By Ben Butkus

Scientists from the University of Hull in the UK have developed a prototype microfluidic device for rapid PCR amplification using integrated microwave heating and air impingement cooling.

The technology can perform PCR amplification using heating rates and reagent quantities an order of magnitude faster and smaller than commercial instruments; and its small size may make it applicable to a wide range of point-of-testing applications, according to the researchers.

Get the full story with
GenomeWeb Premium

Only $95 for the
first 90 days*

A trial upgrade to GenomeWeb Premium gives you full site access, interest-based email alerts, access to archives, and more. Never miss another important industry story.

Try GenomeWeb Premium now.

Already a GenomeWeb Premium member? Login Now.
Or, See if your institution qualifies for premium access.

*Before your trial expires, we’ll put together a custom quote with your long-term premium options.

Not ready for premium?

Register for Free Content
You can still register for access to our free content.

Rare gene mutations are guiding the search for drugs to manage chronic pain without opioids, according to CNBC.

The new Francis Crick Institute building can get too noisy for some researchers to concentrate, according to the Guardian.

CBS News reports that there are still many vacancies at the White House Office of Science and Technology Policy, but that it's uncertain whether they will be filled.
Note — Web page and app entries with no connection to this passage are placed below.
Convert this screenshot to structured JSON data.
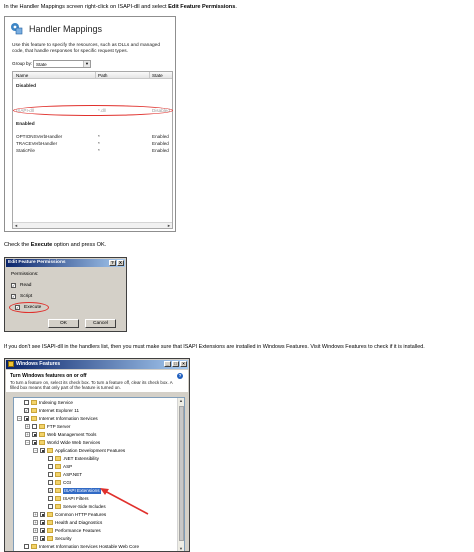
{
  "step1": {
    "text_pre": "In the Handler Mappings screen right-click on ISAPI-dll and select ",
    "text_bold": "Edit Feature Permissions",
    "text_post": "."
  },
  "handler_mappings": {
    "title": "Handler Mappings",
    "description": "Use this feature to specify the resources, such as DLLs and managed code, that handle responses for specific request types.",
    "group_by_label": "Group by:",
    "group_by_value": "State",
    "columns": [
      "Name",
      "Path",
      "State"
    ],
    "groups": [
      {
        "label": "Disabled",
        "rows": [
          {
            "name": "ISAPI-dll",
            "path": "*.dll",
            "state": "Disabled"
          }
        ]
      },
      {
        "label": "Enabled",
        "rows": [
          {
            "name": "OPTIONSVerbHandler",
            "path": "*",
            "state": "Enabled"
          },
          {
            "name": "TRACEVerbHandler",
            "path": "*",
            "state": "Enabled"
          },
          {
            "name": "StaticFile",
            "path": "*",
            "state": "Enabled"
          }
        ]
      }
    ],
    "highlight_color": "#e0302c"
  },
  "step2": {
    "text_pre": "Check the ",
    "text_bold": "Execute",
    "text_post": " option and press OK."
  },
  "edit_feature_permissions": {
    "title": "Edit Feature Permissions",
    "help_button": "?",
    "close_button": "X",
    "permissions_label": "Permissions:",
    "options": [
      {
        "label": "Read",
        "checked": true
      },
      {
        "label": "Script",
        "checked": true
      },
      {
        "label": "Execute",
        "checked": true
      }
    ],
    "ok_label": "OK",
    "cancel_label": "Cancel"
  },
  "step3": {
    "text": "If you don't see ISAPI-dll in the handlers list, then you must make sure that ISAPI Extensions are installed in Windows Features. Visit Windows Features to check if it is installed."
  },
  "windows_features": {
    "title": "Windows Features",
    "heading": "Turn Windows features on or off",
    "description": "To turn a feature on, select its check box. To turn a feature off, clear its check box. A filled box means that only part of the feature is turned on.",
    "help_icon": "?",
    "tree": [
      {
        "label": "Indexing Service",
        "level": 0,
        "state": "unchecked",
        "expander": ""
      },
      {
        "label": "Internet Explorer 11",
        "level": 0,
        "state": "checked",
        "expander": ""
      },
      {
        "label": "Internet Information Services",
        "level": 0,
        "state": "partial",
        "expander": "−"
      },
      {
        "label": "FTP Server",
        "level": 1,
        "state": "unchecked",
        "expander": "+"
      },
      {
        "label": "Web Management Tools",
        "level": 1,
        "state": "partial",
        "expander": "+"
      },
      {
        "label": "World Wide Web Services",
        "level": 1,
        "state": "partial",
        "expander": "−"
      },
      {
        "label": "Application Development Features",
        "level": 2,
        "state": "partial",
        "expander": "−"
      },
      {
        "label": ".NET Extensibility",
        "level": 3,
        "state": "unchecked",
        "expander": ""
      },
      {
        "label": "ASP",
        "level": 3,
        "state": "unchecked",
        "expander": ""
      },
      {
        "label": "ASP.NET",
        "level": 3,
        "state": "unchecked",
        "expander": ""
      },
      {
        "label": "CGI",
        "level": 3,
        "state": "unchecked",
        "expander": ""
      },
      {
        "label": "ISAPI Extensions",
        "level": 3,
        "state": "checked",
        "expander": "",
        "selected": true
      },
      {
        "label": "ISAPI Filters",
        "level": 3,
        "state": "unchecked",
        "expander": ""
      },
      {
        "label": "Server-Side Includes",
        "level": 3,
        "state": "unchecked",
        "expander": ""
      },
      {
        "label": "Common HTTP Features",
        "level": 2,
        "state": "partial",
        "expander": "+"
      },
      {
        "label": "Health and Diagnostics",
        "level": 2,
        "state": "partial",
        "expander": "+"
      },
      {
        "label": "Performance Features",
        "level": 2,
        "state": "partial",
        "expander": "+"
      },
      {
        "label": "Security",
        "level": 2,
        "state": "partial",
        "expander": "+"
      },
      {
        "label": "Internet Information Services Hostable Web Core",
        "level": 0,
        "state": "unchecked",
        "expander": ""
      }
    ],
    "titlebar_color": "#0a246a",
    "arrow_color": "#e0302c"
  }
}
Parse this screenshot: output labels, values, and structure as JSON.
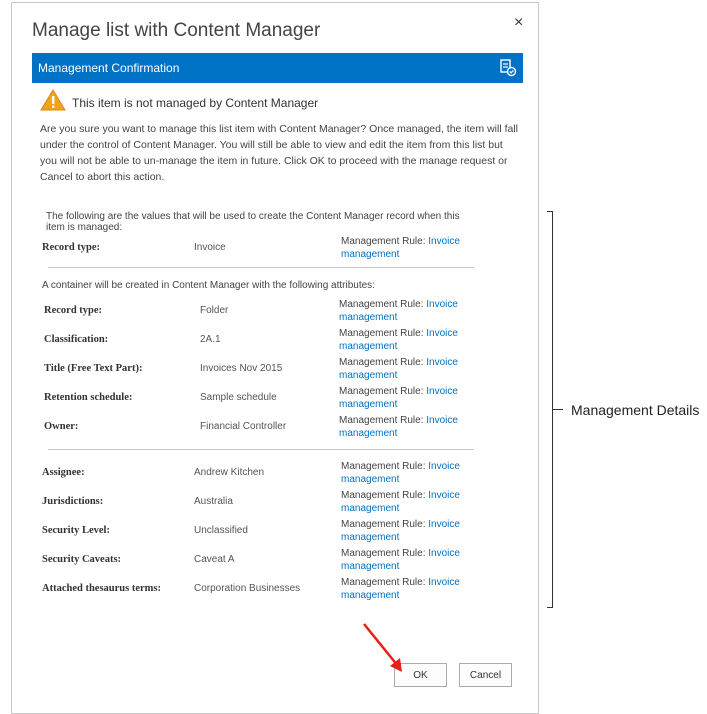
{
  "dialog": {
    "title": "Manage list with Content Manager",
    "close_label": "×"
  },
  "banner": {
    "title": "Management Confirmation",
    "icon": "records-icon",
    "color": "#0072c6"
  },
  "warning": {
    "icon": "warning-icon",
    "text": "This item is not managed by Content Manager",
    "color": "#f4a21d"
  },
  "message": "Are you sure you want to manage this list item with Content Manager? Once managed, the item will fall under the control of Content Manager. You will still be able to view and edit the item from this list but you will not be able to un-manage the item in future. Click OK to proceed with the manage request or Cancel to abort this action.",
  "record_section": {
    "intro": "The following are the values that will be used to create the Content Manager record when this item is managed:",
    "rows": [
      {
        "label": "Record type:",
        "value": "Invoice",
        "rule_prefix": "Management Rule:",
        "rule_link": "Invoice management"
      }
    ]
  },
  "container_section": {
    "intro": "A container will be created in Content Manager with the following attributes:",
    "rows": [
      {
        "label": "Record type:",
        "value": "Folder",
        "rule_prefix": "Management Rule:",
        "rule_link": "Invoice management"
      },
      {
        "label": "Classification:",
        "value": "2A.1",
        "rule_prefix": "Management Rule:",
        "rule_link": "Invoice management"
      },
      {
        "label": "Title (Free Text Part):",
        "value": "Invoices Nov 2015",
        "rule_prefix": "Management Rule:",
        "rule_link": "Invoice management"
      },
      {
        "label": "Retention schedule:",
        "value": "Sample schedule",
        "rule_prefix": "Management Rule:",
        "rule_link": "Invoice management"
      },
      {
        "label": "Owner:",
        "value": "Financial Controller",
        "rule_prefix": "Management Rule:",
        "rule_link": "Invoice management"
      }
    ]
  },
  "other_section": {
    "rows": [
      {
        "label": "Assignee:",
        "value": "Andrew Kitchen",
        "rule_prefix": "Management Rule:",
        "rule_link": "Invoice management"
      },
      {
        "label": "Jurisdictions:",
        "value": "Australia",
        "rule_prefix": "Management Rule:",
        "rule_link": "Invoice management"
      },
      {
        "label": "Security Level:",
        "value": "Unclassified",
        "rule_prefix": "Management Rule:",
        "rule_link": "Invoice management"
      },
      {
        "label": "Security Caveats:",
        "value": "Caveat A",
        "rule_prefix": "Management Rule:",
        "rule_link": "Invoice management"
      },
      {
        "label": "Attached thesaurus terms:",
        "value": "Corporation Businesses",
        "rule_prefix": "Management Rule:",
        "rule_link": "Invoice management"
      }
    ]
  },
  "buttons": {
    "ok": "OK",
    "cancel": "Cancel"
  },
  "annotation": {
    "callout": "Management Details",
    "arrow_color": "#e8201a"
  }
}
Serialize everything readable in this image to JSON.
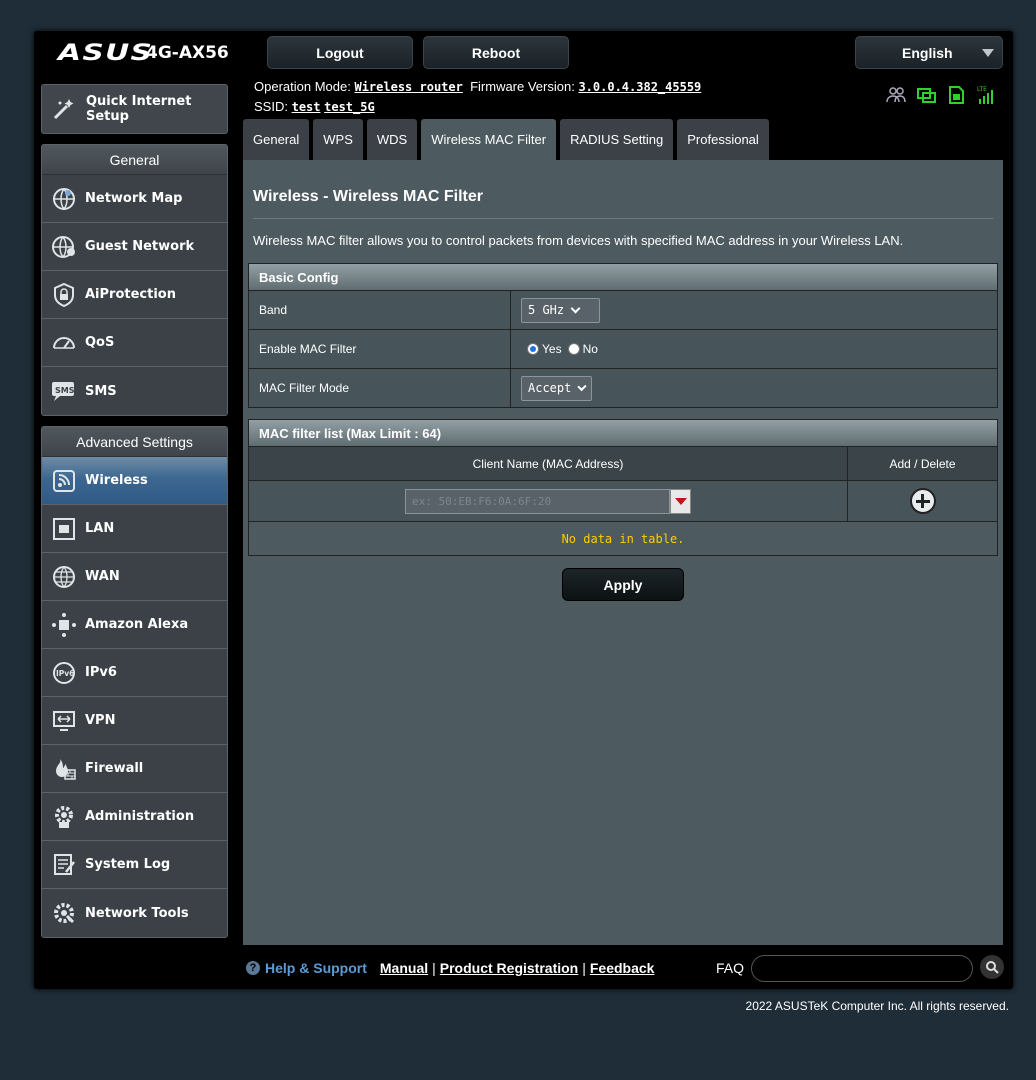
{
  "header": {
    "logo": "ASUS",
    "model": "4G-AX56",
    "logout_label": "Logout",
    "reboot_label": "Reboot",
    "language": "English"
  },
  "info": {
    "op_mode_label": "Operation Mode:",
    "op_mode_value": "Wireless router",
    "firmware_label": "Firmware Version:",
    "firmware_value": "3.0.0.4.382_45559",
    "ssid_label": "SSID:",
    "ssid_1": "test",
    "ssid_2": "test_5G"
  },
  "status_icons": [
    "clients-icon",
    "network-icon",
    "sim-icon",
    "lte-signal-icon"
  ],
  "sidebar": {
    "qis_label_1": "Quick Internet",
    "qis_label_2": "Setup",
    "general_title": "General",
    "general_items": [
      {
        "label": "Network Map",
        "icon": "network-map-icon"
      },
      {
        "label": "Guest Network",
        "icon": "guest-network-icon"
      },
      {
        "label": "AiProtection",
        "icon": "shield-lock-icon"
      },
      {
        "label": "QoS",
        "icon": "speedometer-icon"
      },
      {
        "label": "SMS",
        "icon": "sms-icon"
      }
    ],
    "advanced_title": "Advanced Settings",
    "advanced_items": [
      {
        "label": "Wireless",
        "icon": "wifi-icon"
      },
      {
        "label": "LAN",
        "icon": "lan-icon"
      },
      {
        "label": "WAN",
        "icon": "globe-icon"
      },
      {
        "label": "Amazon Alexa",
        "icon": "alexa-icon"
      },
      {
        "label": "IPv6",
        "icon": "ipv6-icon"
      },
      {
        "label": "VPN",
        "icon": "vpn-icon"
      },
      {
        "label": "Firewall",
        "icon": "firewall-icon"
      },
      {
        "label": "Administration",
        "icon": "gear-icon"
      },
      {
        "label": "System Log",
        "icon": "log-icon"
      },
      {
        "label": "Network Tools",
        "icon": "tools-icon"
      }
    ]
  },
  "tabs": [
    "General",
    "WPS",
    "WDS",
    "Wireless MAC Filter",
    "RADIUS Setting",
    "Professional"
  ],
  "content": {
    "title": "Wireless - Wireless MAC Filter",
    "description": "Wireless MAC filter allows you to control packets from devices with specified MAC address in your Wireless LAN.",
    "basic_config": "Basic Config",
    "band_label": "Band",
    "band_value": "5 GHz",
    "enable_label": "Enable MAC Filter",
    "yes_label": "Yes",
    "no_label": "No",
    "mode_label": "MAC Filter Mode",
    "mode_value": "Accept",
    "list_title": "MAC filter list (Max Limit : 64)",
    "col_client": "Client Name (MAC Address)",
    "col_add": "Add / Delete",
    "mac_placeholder": "ex: 50:EB:F6:0A:6F:20",
    "no_data": "No data in table.",
    "apply_label": "Apply"
  },
  "footer": {
    "help": "Help & Support",
    "manual": "Manual",
    "product_reg": "Product Registration",
    "feedback": "Feedback",
    "sep": "|",
    "faq": "FAQ",
    "copyright": "2022 ASUSTeK Computer Inc. All rights reserved."
  }
}
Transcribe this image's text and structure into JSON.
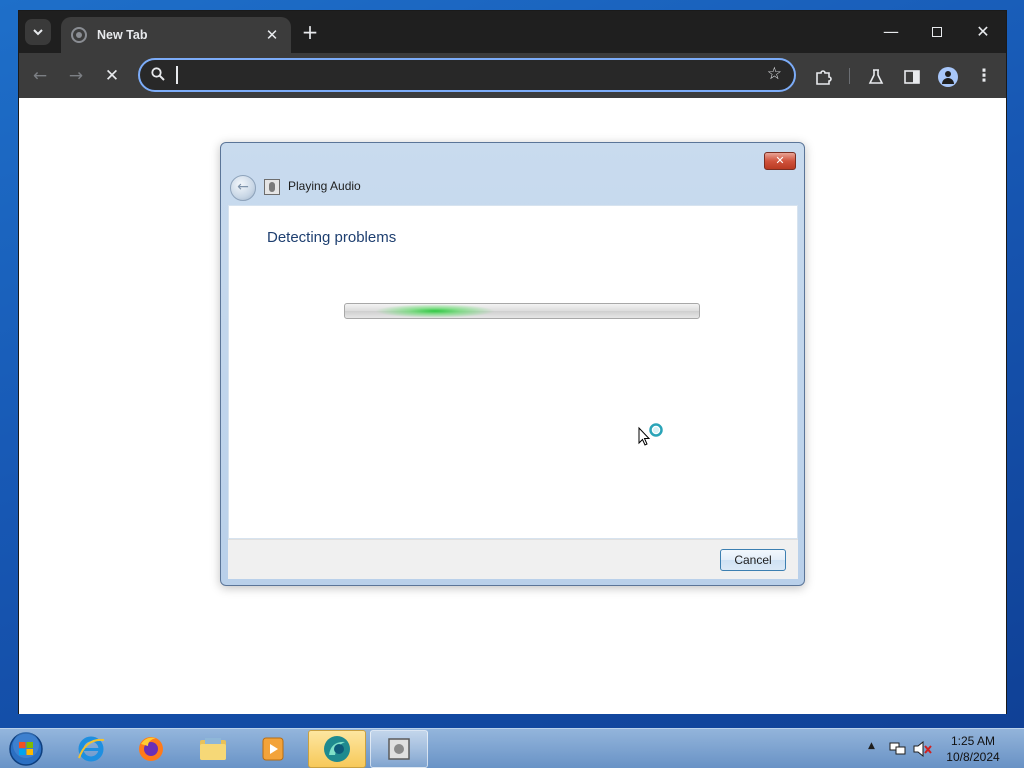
{
  "browser": {
    "tab_title": "New Tab",
    "tab_close": "✕",
    "new_tab": "+",
    "window_controls": {
      "minimize": "—",
      "close": "✕"
    },
    "nav": {
      "back": "←",
      "forward": "→",
      "stop": "✕"
    },
    "omnibox": {
      "value": "",
      "placeholder": ""
    },
    "menu": "⋮"
  },
  "dialog": {
    "title": "Playing Audio",
    "close": "✕",
    "back": "←",
    "heading": "Detecting problems",
    "cancel_label": "Cancel"
  },
  "taskbar": {
    "items": [
      "start",
      "internet-explorer",
      "firefox",
      "file-explorer",
      "media-player",
      "browser",
      "troubleshooter"
    ],
    "clock": {
      "time": "1:25 AM",
      "date": "10/8/2024"
    },
    "tray_arrow": "▲"
  },
  "colors": {
    "desktop": "#1757b3",
    "omnibox_border": "#7cacf8",
    "dialog_heading": "#1e3f70",
    "progress_glow": "#28c83c",
    "close_button": "#d0533c"
  }
}
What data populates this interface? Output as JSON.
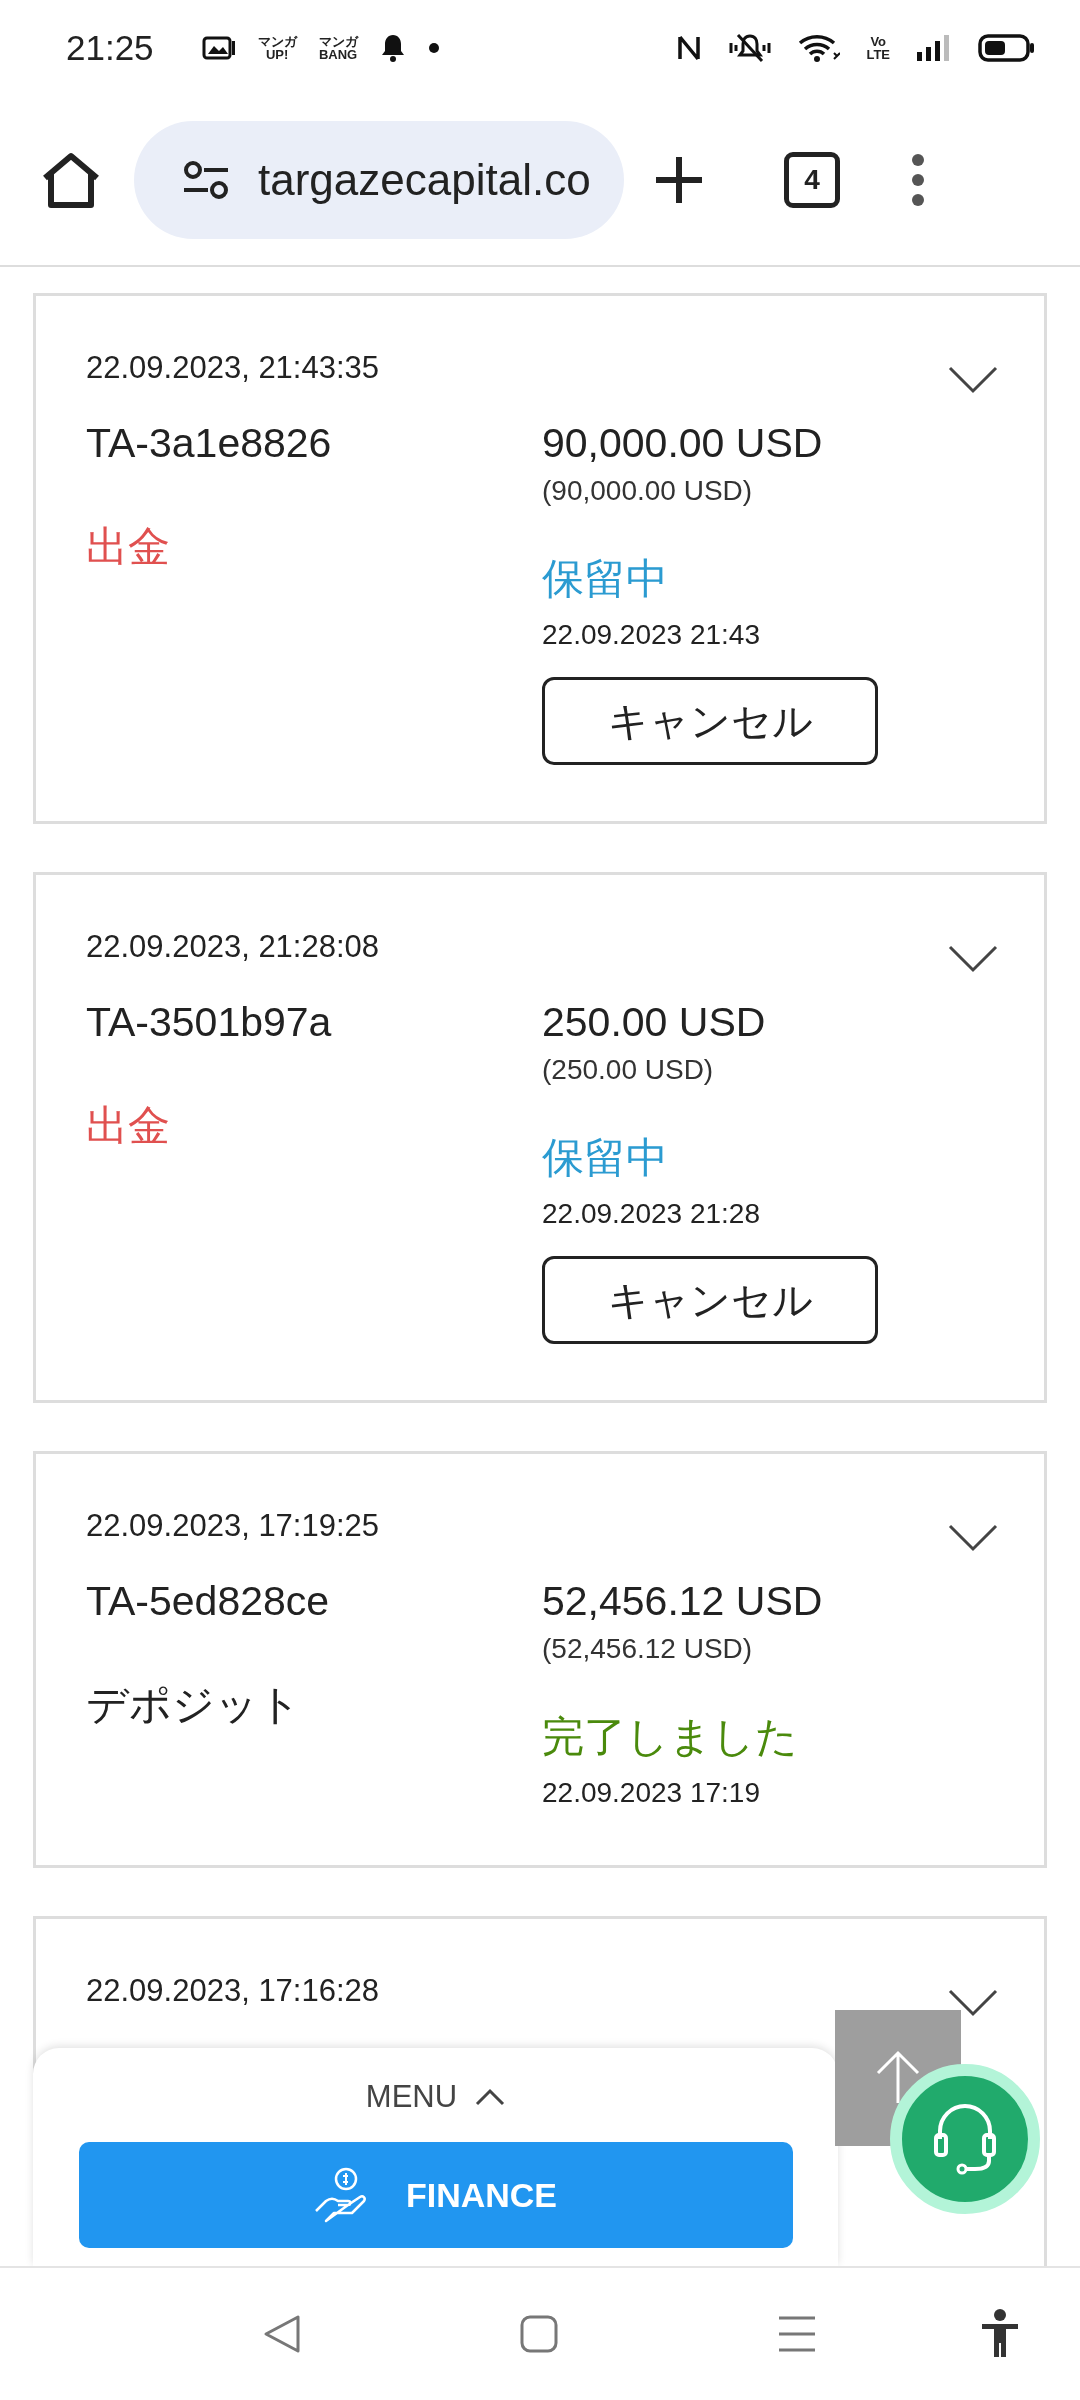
{
  "status_bar": {
    "time": "21:25",
    "app_badges": [
      {
        "top": "マンガ",
        "bottom": "UP!"
      },
      {
        "top": "マンガ",
        "bottom": "BANG"
      }
    ],
    "volte": {
      "top": "Vo",
      "bottom": "LTE"
    }
  },
  "browser": {
    "url": "targazecapital.co",
    "tab_count": "4"
  },
  "transactions": [
    {
      "datetime": "22.09.2023, 21:43:35",
      "id": "TA-3a1e8826",
      "amount": "90,000.00 USD",
      "amount_converted": "(90,000.00 USD)",
      "type": {
        "text": "出金",
        "color": "#e0504f"
      },
      "status": {
        "text": "保留中",
        "color": "#2b9bd1"
      },
      "status_time": "22.09.2023 21:43",
      "cancel_button": "キャンセル"
    },
    {
      "datetime": "22.09.2023, 21:28:08",
      "id": "TA-3501b97a",
      "amount": "250.00 USD",
      "amount_converted": "(250.00 USD)",
      "type": {
        "text": "出金",
        "color": "#e0504f"
      },
      "status": {
        "text": "保留中",
        "color": "#2b9bd1"
      },
      "status_time": "22.09.2023 21:28",
      "cancel_button": "キャンセル"
    },
    {
      "datetime": "22.09.2023, 17:19:25",
      "id": "TA-5ed828ce",
      "amount": "52,456.12 USD",
      "amount_converted": "(52,456.12 USD)",
      "type": {
        "text": "デポジット",
        "color": "#222222"
      },
      "status": {
        "text": "完了しました",
        "color": "#4a8a0c"
      },
      "status_time": "22.09.2023 17:19"
    },
    {
      "datetime": "22.09.2023, 17:16:28"
    }
  ],
  "menu": {
    "label": "MENU",
    "expanded": false,
    "finance_button": "FINANCE"
  }
}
In Nucleic Acids Research this week: pipeline to analyze and visualize bacterial genomes, database of global set of human genomes, and more.